Within the series of colloquia organized by the FP7 project ACROSS , Dr. Domagoj Tolic, the ex-LARICS student and former Ph.D. student at the University of New Mexico, Albuquerque, USA, currently being employed at the Faculty of EE&C in Zagreb as the ACROSS postdoctoral researcher, held a very interesting lecture about the investigation of stability of nonlinear control systems under intermittent information. This means that the traditional periodic paradigm, where up-to-date information are transmitted and control laws are executed in a periodic fashion, is replaced with the event-triggered paradigm. In other words, based on the currently available (but outdated) measurements of the outputs and external inputs of a plant, a simple expression for when to obtain new up-to-date measurements and execute the control law is provided.

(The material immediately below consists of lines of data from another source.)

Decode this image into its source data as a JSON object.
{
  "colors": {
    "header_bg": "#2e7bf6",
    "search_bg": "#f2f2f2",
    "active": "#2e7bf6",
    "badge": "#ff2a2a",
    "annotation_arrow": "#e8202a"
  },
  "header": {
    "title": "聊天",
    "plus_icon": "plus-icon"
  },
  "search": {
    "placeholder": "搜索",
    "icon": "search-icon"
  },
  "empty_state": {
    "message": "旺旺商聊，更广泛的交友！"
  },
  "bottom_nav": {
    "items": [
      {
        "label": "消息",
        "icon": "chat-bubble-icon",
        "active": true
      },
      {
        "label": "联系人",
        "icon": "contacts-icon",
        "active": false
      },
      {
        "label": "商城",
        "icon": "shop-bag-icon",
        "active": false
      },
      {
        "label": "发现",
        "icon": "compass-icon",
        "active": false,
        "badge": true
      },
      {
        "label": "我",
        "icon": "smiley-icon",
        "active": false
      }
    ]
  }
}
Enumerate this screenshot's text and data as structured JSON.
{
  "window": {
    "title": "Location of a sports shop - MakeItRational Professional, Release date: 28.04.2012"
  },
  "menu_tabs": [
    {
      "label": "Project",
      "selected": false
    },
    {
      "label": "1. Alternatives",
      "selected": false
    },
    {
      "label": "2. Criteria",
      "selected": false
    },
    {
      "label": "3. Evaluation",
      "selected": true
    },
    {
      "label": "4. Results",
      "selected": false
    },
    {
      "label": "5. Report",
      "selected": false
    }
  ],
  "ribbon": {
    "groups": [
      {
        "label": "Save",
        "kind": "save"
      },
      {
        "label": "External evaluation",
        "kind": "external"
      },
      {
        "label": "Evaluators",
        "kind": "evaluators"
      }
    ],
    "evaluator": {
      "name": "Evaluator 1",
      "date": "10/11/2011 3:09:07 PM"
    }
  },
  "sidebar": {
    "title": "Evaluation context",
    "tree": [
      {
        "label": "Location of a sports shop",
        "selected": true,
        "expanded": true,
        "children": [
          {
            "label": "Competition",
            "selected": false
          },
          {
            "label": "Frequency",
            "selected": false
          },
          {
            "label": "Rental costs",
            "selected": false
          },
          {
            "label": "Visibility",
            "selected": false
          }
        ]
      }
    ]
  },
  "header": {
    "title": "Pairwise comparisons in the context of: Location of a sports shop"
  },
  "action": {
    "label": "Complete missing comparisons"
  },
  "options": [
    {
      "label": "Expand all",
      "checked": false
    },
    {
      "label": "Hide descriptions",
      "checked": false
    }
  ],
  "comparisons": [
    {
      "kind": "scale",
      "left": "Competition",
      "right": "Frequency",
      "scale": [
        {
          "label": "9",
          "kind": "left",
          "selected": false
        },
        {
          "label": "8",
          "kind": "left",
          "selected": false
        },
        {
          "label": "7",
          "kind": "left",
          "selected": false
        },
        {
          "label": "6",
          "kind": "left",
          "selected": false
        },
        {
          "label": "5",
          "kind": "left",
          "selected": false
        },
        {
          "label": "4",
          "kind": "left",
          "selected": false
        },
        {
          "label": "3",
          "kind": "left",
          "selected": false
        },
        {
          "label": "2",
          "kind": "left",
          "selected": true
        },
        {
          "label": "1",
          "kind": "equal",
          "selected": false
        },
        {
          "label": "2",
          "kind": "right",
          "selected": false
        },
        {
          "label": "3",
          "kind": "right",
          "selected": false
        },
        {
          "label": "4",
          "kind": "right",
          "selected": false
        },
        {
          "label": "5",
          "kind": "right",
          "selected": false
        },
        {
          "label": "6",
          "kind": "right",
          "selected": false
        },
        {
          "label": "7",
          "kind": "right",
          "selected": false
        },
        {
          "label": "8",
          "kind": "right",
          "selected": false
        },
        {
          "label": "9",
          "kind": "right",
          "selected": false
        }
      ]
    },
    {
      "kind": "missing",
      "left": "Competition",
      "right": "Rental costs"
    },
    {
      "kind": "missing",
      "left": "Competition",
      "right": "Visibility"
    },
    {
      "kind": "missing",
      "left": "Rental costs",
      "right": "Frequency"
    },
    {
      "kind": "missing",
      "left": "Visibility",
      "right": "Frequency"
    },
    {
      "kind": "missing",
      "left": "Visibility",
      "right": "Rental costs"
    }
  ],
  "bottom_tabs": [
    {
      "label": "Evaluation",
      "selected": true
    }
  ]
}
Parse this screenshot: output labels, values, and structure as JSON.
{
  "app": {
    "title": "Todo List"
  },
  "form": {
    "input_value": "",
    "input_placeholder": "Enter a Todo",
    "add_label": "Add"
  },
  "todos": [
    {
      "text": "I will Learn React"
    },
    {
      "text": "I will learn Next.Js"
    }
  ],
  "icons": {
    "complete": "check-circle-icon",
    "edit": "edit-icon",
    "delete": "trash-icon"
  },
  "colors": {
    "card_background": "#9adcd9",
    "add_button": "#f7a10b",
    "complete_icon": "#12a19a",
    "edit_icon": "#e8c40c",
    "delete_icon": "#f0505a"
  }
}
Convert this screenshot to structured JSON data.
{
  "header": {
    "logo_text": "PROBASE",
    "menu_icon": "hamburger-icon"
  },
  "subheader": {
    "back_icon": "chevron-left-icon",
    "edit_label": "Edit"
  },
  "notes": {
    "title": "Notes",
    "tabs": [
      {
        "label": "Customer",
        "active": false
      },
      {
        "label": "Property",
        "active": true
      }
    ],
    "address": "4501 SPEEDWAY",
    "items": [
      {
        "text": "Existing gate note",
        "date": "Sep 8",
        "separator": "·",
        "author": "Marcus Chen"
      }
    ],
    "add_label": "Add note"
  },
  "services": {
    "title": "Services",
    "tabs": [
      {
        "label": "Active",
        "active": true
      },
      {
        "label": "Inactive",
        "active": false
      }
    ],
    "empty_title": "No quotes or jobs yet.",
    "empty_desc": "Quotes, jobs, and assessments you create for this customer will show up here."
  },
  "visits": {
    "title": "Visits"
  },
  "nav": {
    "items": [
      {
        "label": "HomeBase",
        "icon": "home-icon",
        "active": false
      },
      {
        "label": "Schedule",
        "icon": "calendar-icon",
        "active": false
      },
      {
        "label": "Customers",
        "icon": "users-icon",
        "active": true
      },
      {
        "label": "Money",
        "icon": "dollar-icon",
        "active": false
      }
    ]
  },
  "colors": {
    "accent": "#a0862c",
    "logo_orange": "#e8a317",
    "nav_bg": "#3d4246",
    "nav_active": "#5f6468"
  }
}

|On Thursday, November 17th, our Faculty had an eminent guest, professor Hiroshi Ishiguro from the Osaka University, Department of Systems Innovation, Japan, who is one of the most well-known roboticists in the world. His astonishing achievements in development of hyper-realistic android robots have been recognized even by Hollywood film makers (see film Surrogates). At the lecture, Prof. Ishiguro presented most of the results for which he is well-known, but also he presented the newest results related to the investigation of optimal humanoid robot form (appearance) which would most of the human population accept.||The perfection of androids developed in prof. Ishiguro’s lab allow them to act in the android theater, and he has announced to the audience that in April 2012 he is coming with such theater in Zagreb.|